An Act to Prohibit Wagering On Simulcast Greyhound Races (Colorado)
Protects greyhounds from racing by ending off-track betting on greyhound races that are conducted at, and simulcast from, a track outside of Colorado.
Although Colorado law prohibits greyhound racing in-state, it is currently still legal to wager on out-of-state greyhound races that are simulcast for viewing in off-track betting venues in Colorado. Pending legislation, An Act to Prohibit Wagering On Simulcast Greyhound Races (H.B. 1041), would prohibit wagering on any greyhound race that is conducted at, and simulcast from, a track that is outside of Colorado.
Greyhound dogs used for racing are subjected to cruel conditions.

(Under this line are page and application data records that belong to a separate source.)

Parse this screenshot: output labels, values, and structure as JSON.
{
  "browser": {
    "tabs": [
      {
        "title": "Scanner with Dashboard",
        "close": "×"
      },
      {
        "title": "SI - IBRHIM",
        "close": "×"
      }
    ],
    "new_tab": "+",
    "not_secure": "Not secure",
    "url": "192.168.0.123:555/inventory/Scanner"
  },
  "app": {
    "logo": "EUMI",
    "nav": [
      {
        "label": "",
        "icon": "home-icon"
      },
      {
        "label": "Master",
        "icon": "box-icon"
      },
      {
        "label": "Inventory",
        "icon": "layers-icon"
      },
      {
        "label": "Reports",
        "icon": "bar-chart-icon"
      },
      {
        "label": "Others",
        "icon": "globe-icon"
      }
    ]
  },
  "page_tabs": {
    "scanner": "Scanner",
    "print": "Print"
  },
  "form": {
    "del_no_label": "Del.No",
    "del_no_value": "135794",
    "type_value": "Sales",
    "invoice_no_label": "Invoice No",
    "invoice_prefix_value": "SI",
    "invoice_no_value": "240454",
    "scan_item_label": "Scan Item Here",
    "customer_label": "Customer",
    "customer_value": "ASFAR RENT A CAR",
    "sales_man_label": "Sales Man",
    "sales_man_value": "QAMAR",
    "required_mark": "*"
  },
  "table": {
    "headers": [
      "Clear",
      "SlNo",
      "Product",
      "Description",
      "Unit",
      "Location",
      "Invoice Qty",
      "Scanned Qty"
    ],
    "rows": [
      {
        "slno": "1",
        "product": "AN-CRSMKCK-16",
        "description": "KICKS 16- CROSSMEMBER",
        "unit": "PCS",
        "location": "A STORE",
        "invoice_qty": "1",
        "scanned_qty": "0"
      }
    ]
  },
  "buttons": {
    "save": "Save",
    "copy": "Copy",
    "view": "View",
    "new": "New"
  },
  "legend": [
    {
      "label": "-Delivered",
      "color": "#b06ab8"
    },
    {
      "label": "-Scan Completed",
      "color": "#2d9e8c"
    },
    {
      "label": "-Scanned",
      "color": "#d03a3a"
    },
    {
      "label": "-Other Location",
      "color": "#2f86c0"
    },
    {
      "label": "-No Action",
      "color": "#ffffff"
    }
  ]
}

Greyhounds are typically kept in cramped cages without adequate space to move around between races. They are often drugged with anabolic steroids, cocaine, lidocaine, and other performance-enhancing drugs. These dogs are trained using “live baiting,” a method in which they are taught to chase and kill small animals, such as rabbits. Additionally, during these races, dogs may suffer from head trauma and other debilitating injuries, such as broken legs or a broken spine.
Greyhound racing is an outdated form of “entertainment.” Today, only eight states still allow greyhound racing: Alabama, Arkansas, Connecticut, Iowa, Kansas, Texas, West Virginia, and Wisconsin. As of 2023, only one of these states, West Virginia, still actually hosts greyhound racing events. More than half of the United States has prohibited greyhound simulcasting.
By passing H.B. 1041, Colorado lawmakers can end greyhound simulcasting and reaffirm their decision to protect dogs from exploitation in the racing industry. The bill is currently under consideration in the state legislature. The Animal Legal Defense Fund applauds the prime sponsors of this legislation, Rep. Monica Duran (D-23), Rep. Mike Lynch (R-65), Sen. Joann Ginal (D-14), and Sen. Cleave Simpson (R-6).
To learn more about active legislation in Colorado, please visit aldf.org/colorado.